*** Dataset entries Section Begins ***
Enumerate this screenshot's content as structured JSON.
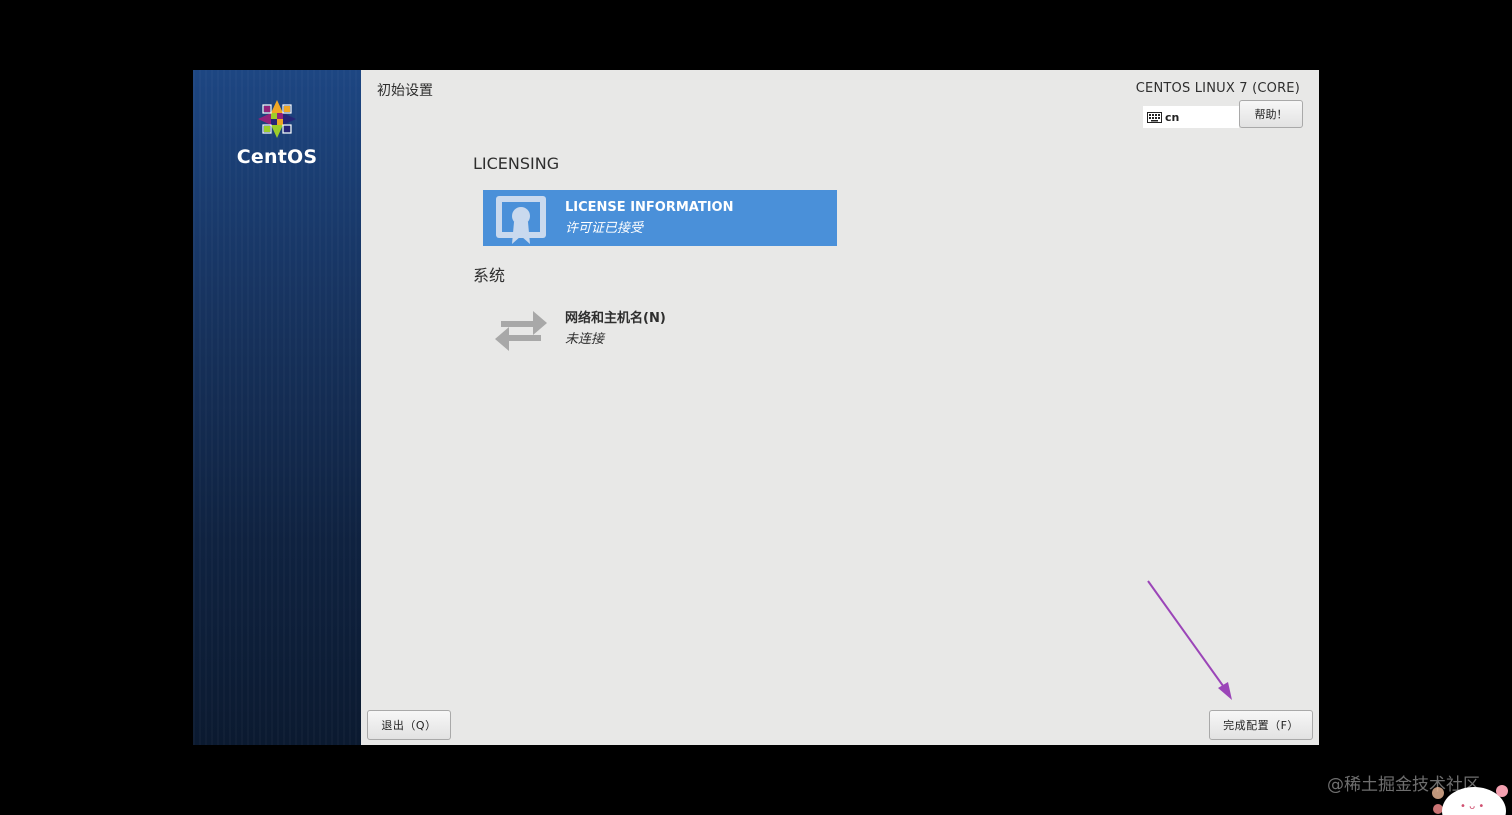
{
  "sidebar": {
    "logo_text": "CentOS"
  },
  "header": {
    "title": "初始设置",
    "product": "CENTOS LINUX 7 (CORE)",
    "keyboard_layout": "cn",
    "help_label": "帮助！"
  },
  "sections": [
    {
      "title": "LICENSING",
      "spokes": [
        {
          "title": "LICENSE INFORMATION",
          "status": "许可证已接受",
          "icon": "license-certificate-icon"
        }
      ]
    },
    {
      "title": "系统",
      "spokes": [
        {
          "title": "网络和主机名(N)",
          "status": "未连接",
          "icon": "network-arrows-icon"
        }
      ]
    }
  ],
  "footer": {
    "quit_label": "退出（Q）",
    "finish_label": "完成配置（F）"
  },
  "watermark": "@稀土掘金技术社区",
  "colors": {
    "accent": "#4a90d9",
    "background": "#e8e8e7",
    "sidebar_top": "#1d4682",
    "annotation_arrow": "#9b45b8"
  }
}
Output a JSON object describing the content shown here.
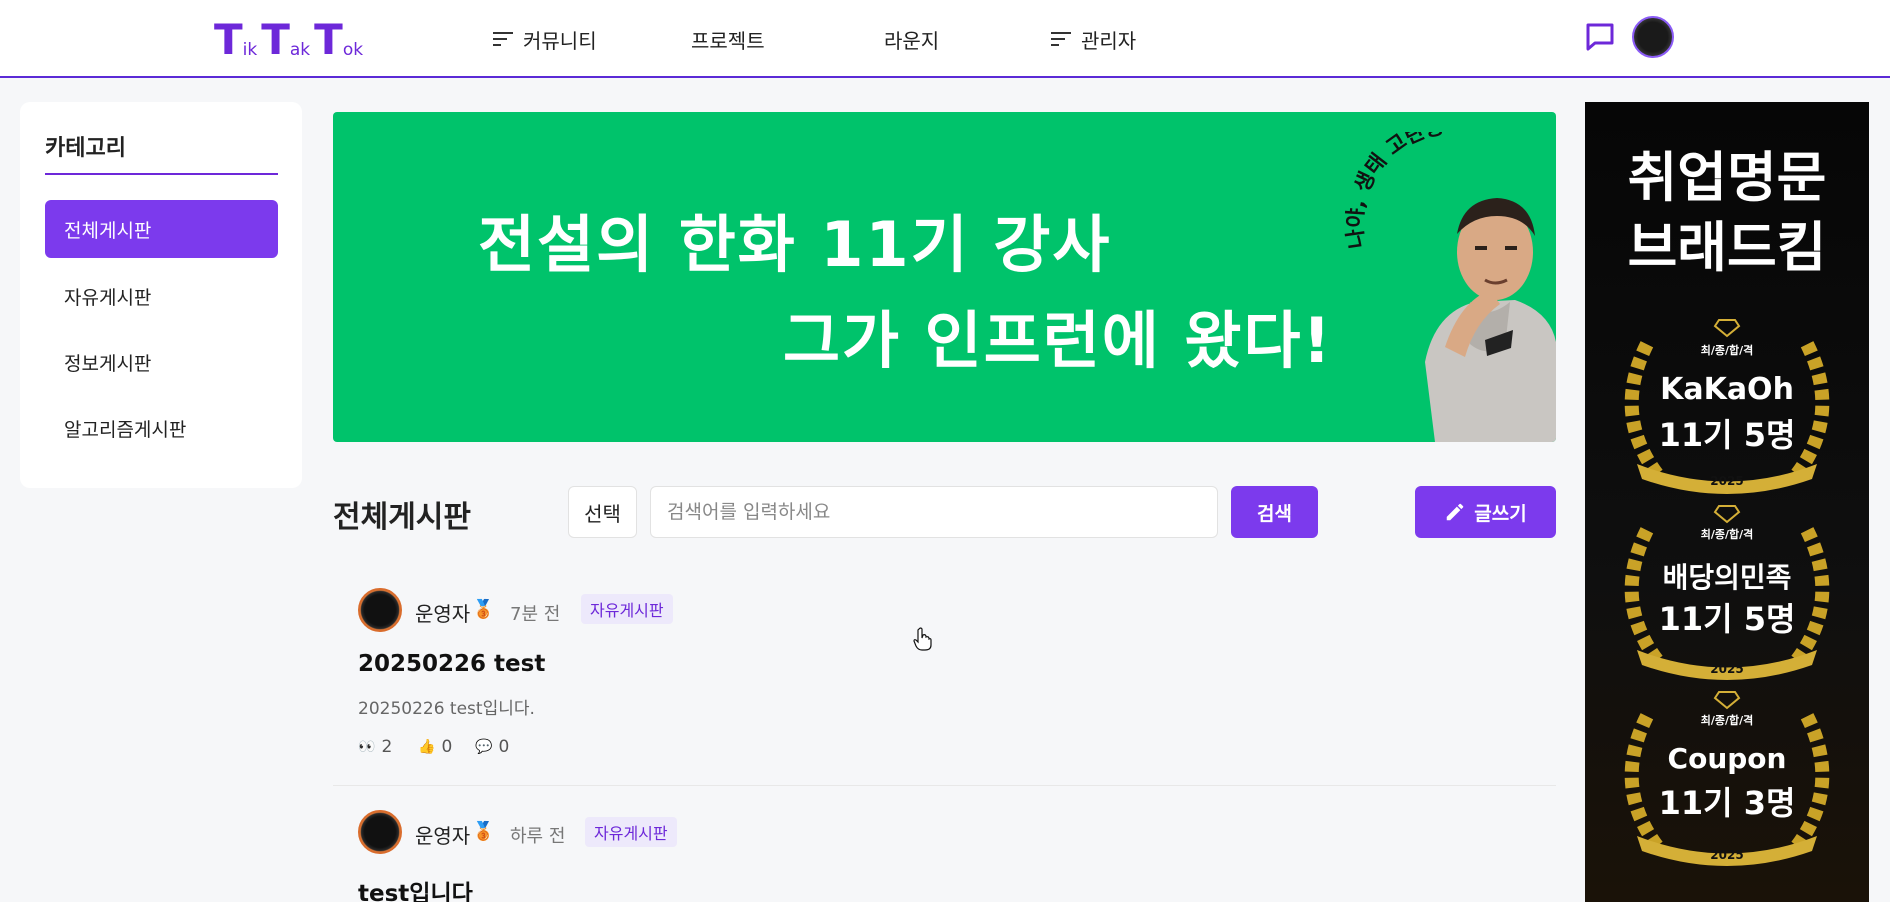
{
  "header": {
    "logo": {
      "t1": "T",
      "s1": "ik",
      "t2": "T",
      "s2": "ak",
      "t3": "T",
      "s3": "ok"
    },
    "nav": [
      {
        "label": "커뮤니티",
        "has_menu_icon": true
      },
      {
        "label": "프로젝트",
        "has_menu_icon": false
      },
      {
        "label": "라운지",
        "has_menu_icon": false
      },
      {
        "label": "관리자",
        "has_menu_icon": true
      }
    ],
    "icons": {
      "chat": "chat-bubble-icon",
      "avatar": "user-avatar"
    }
  },
  "sidebar": {
    "title": "카테고리",
    "items": [
      {
        "label": "전체게시판",
        "active": true
      },
      {
        "label": "자유게시판",
        "active": false
      },
      {
        "label": "정보게시판",
        "active": false
      },
      {
        "label": "알고리즘게시판",
        "active": false
      }
    ]
  },
  "banner": {
    "line1": "전설의 한화 11기 강사",
    "line2": "그가 인프런에 왔다!",
    "arc_text": "나야, 생태 고란종"
  },
  "toolbar": {
    "board_title": "전체게시판",
    "select_label": "선택",
    "search_placeholder": "검색어를 입력하세요",
    "search_button": "검색",
    "write_button": "글쓰기"
  },
  "posts": [
    {
      "author": "운영자",
      "medal": "🥉",
      "time": "7분 전",
      "tag": "자유게시판",
      "title": "20250226 test",
      "body": "20250226 test입니다.",
      "views_icon": "👀",
      "views": "2",
      "likes_icon": "👍",
      "likes": "0",
      "comments_icon": "💬",
      "comments": "0"
    },
    {
      "author": "운영자",
      "medal": "🥉",
      "time": "하루 전",
      "tag": "자유게시판",
      "title": "test입니다"
    }
  ],
  "ad": {
    "title1": "취업명문",
    "title2": "브래드킴",
    "badges": [
      {
        "small": "최/종/합/격",
        "line1": "KaKaOh",
        "line2": "11기 5명",
        "year": "2025"
      },
      {
        "small": "최/종/합/격",
        "line1": "배당의민족",
        "line2": "11기 5명",
        "year": "2025"
      },
      {
        "small": "최/종/합/격",
        "line1": "Coupon",
        "line2": "11기 3명",
        "year": "2025"
      }
    ]
  },
  "colors": {
    "accent": "#7c3aed",
    "banner_bg": "#00c36b",
    "header_border": "#5b2bd6"
  }
}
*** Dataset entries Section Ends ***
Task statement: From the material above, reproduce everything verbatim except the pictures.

Your response:
Enumerate this screenshot's content as structured JSON.
{
  "sidebar": {
    "logo_text": "CentOS"
  },
  "header": {
    "title": "初始设置",
    "product": "CENTOS LINUX 7 (CORE)",
    "keyboard_layout": "cn",
    "help_label": "帮助！"
  },
  "sections": [
    {
      "title": "LICENSING",
      "spokes": [
        {
          "title": "LICENSE INFORMATION",
          "status": "许可证已接受",
          "icon": "license-certificate-icon"
        }
      ]
    },
    {
      "title": "系统",
      "spokes": [
        {
          "title": "网络和主机名(N)",
          "status": "未连接",
          "icon": "network-arrows-icon"
        }
      ]
    }
  ],
  "footer": {
    "quit_label": "退出（Q）",
    "finish_label": "完成配置（F）"
  },
  "watermark": "@稀土掘金技术社区",
  "colors": {
    "accent": "#4a90d9",
    "background": "#e8e8e7",
    "sidebar_top": "#1d4682",
    "annotation_arrow": "#9b45b8"
  }
}
Output a JSON object describing the content shown here.
{
  "header": {
    "logo": {
      "t1": "T",
      "s1": "ik",
      "t2": "T",
      "s2": "ak",
      "t3": "T",
      "s3": "ok"
    },
    "nav": [
      {
        "label": "커뮤니티",
        "has_menu_icon": true
      },
      {
        "label": "프로젝트",
        "has_menu_icon": false
      },
      {
        "label": "라운지",
        "has_menu_icon": false
      },
      {
        "label": "관리자",
        "has_menu_icon": true
      }
    ],
    "icons": {
      "chat": "chat-bubble-icon",
      "avatar": "user-avatar"
    }
  },
  "sidebar": {
    "title": "카테고리",
    "items": [
      {
        "label": "전체게시판",
        "active": true
      },
      {
        "label": "자유게시판",
        "active": false
      },
      {
        "label": "정보게시판",
        "active": false
      },
      {
        "label": "알고리즘게시판",
        "active": false
      }
    ]
  },
  "banner": {
    "line1": "전설의 한화 11기 강사",
    "line2": "그가 인프런에 왔다!",
    "arc_text": "나야, 생태 고란종"
  },
  "toolbar": {
    "board_title": "전체게시판",
    "select_label": "선택",
    "search_placeholder": "검색어를 입력하세요",
    "search_button": "검색",
    "write_button": "글쓰기"
  },
  "posts": [
    {
      "author": "운영자",
      "medal": "🥉",
      "time": "7분 전",
      "tag": "자유게시판",
      "title": "20250226 test",
      "body": "20250226 test입니다.",
      "views_icon": "👀",
      "views": "2",
      "likes_icon": "👍",
      "likes": "0",
      "comments_icon": "💬",
      "comments": "0"
    },
    {
      "author": "운영자",
      "medal": "🥉",
      "time": "하루 전",
      "tag": "자유게시판",
      "title": "test입니다"
    }
  ],
  "ad": {
    "title1": "취업명문",
    "title2": "브래드킴",
    "badges": [
      {
        "small": "최/종/합/격",
        "line1": "KaKaOh",
        "line2": "11기 5명",
        "year": "2025"
      },
      {
        "small": "최/종/합/격",
        "line1": "배당의민족",
        "line2": "11기 5명",
        "year": "2025"
      },
      {
        "small": "최/종/합/격",
        "line1": "Coupon",
        "line2": "11기 3명",
        "year": "2025"
      }
    ]
  },
  "colors": {
    "accent": "#7c3aed",
    "banner_bg": "#00c36b",
    "header_border": "#5b2bd6"
  }
}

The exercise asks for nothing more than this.